If you’re not sure whether you qualify or what your entitlement status is, a VA-approved lender can look up your COE and preapprove you for a home. They can also offer guidance on the types of properties you can buy and what you can expect from the VA loan process.

VA loan FAQs

How do I get my VA certificate of eligibility?

You can request a COE VA form through the VA ebenefits portal. A VA-approved lender can also look it up quickly during the preapproval process.

What is a VA certificate of eligibility?

A VA certificate of eligibility (COE) shows that you are eligible for a VA home loan. The COE reflects your service history and whether you have partial or full entitlement.

How long does it take to get a certificate of eligibility from the VA?

The fastest — and simplest — way to get your COE is to ask your loan officer to look it up when you apply for your mortgage.

How can I get my VA certificate of eligibility online?

You can request your COE through the VA’s ebenefits portal, or you can ask your lender to pull your COE for you once you’re ready to apply for a loan.

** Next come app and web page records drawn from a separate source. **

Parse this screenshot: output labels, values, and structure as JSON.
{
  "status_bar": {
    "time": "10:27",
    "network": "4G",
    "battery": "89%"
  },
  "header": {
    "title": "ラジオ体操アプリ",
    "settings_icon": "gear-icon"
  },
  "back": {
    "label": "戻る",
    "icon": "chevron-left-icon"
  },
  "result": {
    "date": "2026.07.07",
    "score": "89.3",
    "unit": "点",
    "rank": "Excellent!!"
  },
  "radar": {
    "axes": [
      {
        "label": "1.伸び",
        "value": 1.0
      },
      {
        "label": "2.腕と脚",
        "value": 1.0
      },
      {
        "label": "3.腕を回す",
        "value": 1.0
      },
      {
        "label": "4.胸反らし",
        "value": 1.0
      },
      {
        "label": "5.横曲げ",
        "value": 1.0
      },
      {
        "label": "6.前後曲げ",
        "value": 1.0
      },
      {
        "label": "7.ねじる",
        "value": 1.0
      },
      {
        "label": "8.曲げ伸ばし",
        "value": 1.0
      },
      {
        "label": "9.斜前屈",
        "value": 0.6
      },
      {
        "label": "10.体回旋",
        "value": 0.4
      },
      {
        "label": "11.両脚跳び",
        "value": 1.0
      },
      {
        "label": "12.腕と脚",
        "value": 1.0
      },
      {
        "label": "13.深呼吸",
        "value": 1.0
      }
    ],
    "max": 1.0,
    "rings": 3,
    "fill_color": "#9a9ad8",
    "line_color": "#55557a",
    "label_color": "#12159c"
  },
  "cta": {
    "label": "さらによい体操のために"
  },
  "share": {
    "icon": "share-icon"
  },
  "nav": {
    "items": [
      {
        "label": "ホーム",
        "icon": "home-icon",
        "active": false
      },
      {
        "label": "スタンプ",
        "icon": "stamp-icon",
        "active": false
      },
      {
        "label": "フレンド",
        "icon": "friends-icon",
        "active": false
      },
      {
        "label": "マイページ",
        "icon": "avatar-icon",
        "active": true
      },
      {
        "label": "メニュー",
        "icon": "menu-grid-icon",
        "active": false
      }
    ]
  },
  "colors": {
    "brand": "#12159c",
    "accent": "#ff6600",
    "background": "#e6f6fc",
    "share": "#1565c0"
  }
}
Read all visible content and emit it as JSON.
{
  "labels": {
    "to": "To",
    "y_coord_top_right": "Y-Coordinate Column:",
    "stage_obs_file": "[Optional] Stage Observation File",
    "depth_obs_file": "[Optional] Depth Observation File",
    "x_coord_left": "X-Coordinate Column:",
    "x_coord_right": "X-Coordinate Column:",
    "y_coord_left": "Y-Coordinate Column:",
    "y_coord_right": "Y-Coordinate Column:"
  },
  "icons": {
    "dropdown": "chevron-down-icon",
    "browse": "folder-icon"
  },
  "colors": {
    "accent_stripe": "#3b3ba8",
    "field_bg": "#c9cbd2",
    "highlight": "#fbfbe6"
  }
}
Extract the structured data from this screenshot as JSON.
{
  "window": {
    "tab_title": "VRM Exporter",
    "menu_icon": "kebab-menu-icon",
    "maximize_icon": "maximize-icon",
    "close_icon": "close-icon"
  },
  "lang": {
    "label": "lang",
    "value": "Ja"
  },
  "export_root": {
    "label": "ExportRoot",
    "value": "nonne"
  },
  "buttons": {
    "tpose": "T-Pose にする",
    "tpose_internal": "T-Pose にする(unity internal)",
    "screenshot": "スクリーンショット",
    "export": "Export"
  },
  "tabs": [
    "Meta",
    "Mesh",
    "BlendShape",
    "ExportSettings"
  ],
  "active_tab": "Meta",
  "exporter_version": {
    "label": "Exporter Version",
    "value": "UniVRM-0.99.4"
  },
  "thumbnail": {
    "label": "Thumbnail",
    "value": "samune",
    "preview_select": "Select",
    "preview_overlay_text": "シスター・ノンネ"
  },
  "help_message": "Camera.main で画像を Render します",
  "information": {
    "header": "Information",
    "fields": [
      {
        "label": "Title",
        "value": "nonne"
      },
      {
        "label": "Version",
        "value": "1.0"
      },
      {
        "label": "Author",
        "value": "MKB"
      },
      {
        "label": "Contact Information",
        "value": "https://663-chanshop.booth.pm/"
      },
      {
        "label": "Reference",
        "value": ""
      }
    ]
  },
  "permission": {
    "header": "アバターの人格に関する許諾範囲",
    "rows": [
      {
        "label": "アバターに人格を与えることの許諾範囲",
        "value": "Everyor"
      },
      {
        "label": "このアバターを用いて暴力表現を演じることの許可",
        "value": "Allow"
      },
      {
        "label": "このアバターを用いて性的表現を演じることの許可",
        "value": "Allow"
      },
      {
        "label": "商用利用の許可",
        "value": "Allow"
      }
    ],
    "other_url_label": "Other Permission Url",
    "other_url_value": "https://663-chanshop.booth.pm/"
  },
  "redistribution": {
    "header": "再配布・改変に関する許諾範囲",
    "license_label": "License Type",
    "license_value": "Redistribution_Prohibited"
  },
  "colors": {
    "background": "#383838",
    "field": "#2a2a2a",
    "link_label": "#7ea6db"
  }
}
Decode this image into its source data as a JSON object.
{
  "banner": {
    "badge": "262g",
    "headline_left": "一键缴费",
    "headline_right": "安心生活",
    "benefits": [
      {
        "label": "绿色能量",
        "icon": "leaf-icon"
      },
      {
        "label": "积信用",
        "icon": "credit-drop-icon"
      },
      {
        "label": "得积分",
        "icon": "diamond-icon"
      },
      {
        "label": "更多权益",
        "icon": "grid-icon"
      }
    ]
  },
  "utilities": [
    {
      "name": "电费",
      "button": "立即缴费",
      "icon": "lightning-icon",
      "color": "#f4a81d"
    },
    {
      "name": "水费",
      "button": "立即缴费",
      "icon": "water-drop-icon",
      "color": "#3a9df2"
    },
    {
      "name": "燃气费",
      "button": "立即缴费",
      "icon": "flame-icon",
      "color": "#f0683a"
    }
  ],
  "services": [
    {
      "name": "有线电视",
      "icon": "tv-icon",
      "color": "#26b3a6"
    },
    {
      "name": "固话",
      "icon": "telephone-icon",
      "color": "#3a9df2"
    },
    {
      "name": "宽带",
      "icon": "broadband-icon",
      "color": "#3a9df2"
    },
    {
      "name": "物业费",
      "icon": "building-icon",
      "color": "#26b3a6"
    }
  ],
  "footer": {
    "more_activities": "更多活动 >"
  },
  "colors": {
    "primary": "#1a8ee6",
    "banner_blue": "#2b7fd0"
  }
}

Does a VA certificate of eligibility expire?

Your COE does not expire. But if you received a COE while on active duty, you will need to request a new one after you’re discharged.

Can you have two VA loans at once?

The short answer: yes, as long as both are purchased as primary residences. This may be the case if you bought a house with a VA loan but received transfer orders to another city and need to move before you sell your current home. Whether you qualify for a second VA mortgage while paying down the first depends on how much entitlement you have left, as listed on your certificate of eligibility. 

A great mortgage for veterans

VA loans are one of the best home loan deals around because of the 0% down payment and lenient credit terms.

Whether you are a first-time homebuyer or need a new home as you transition to a new base, a VA loan can help you get there.


Further Reading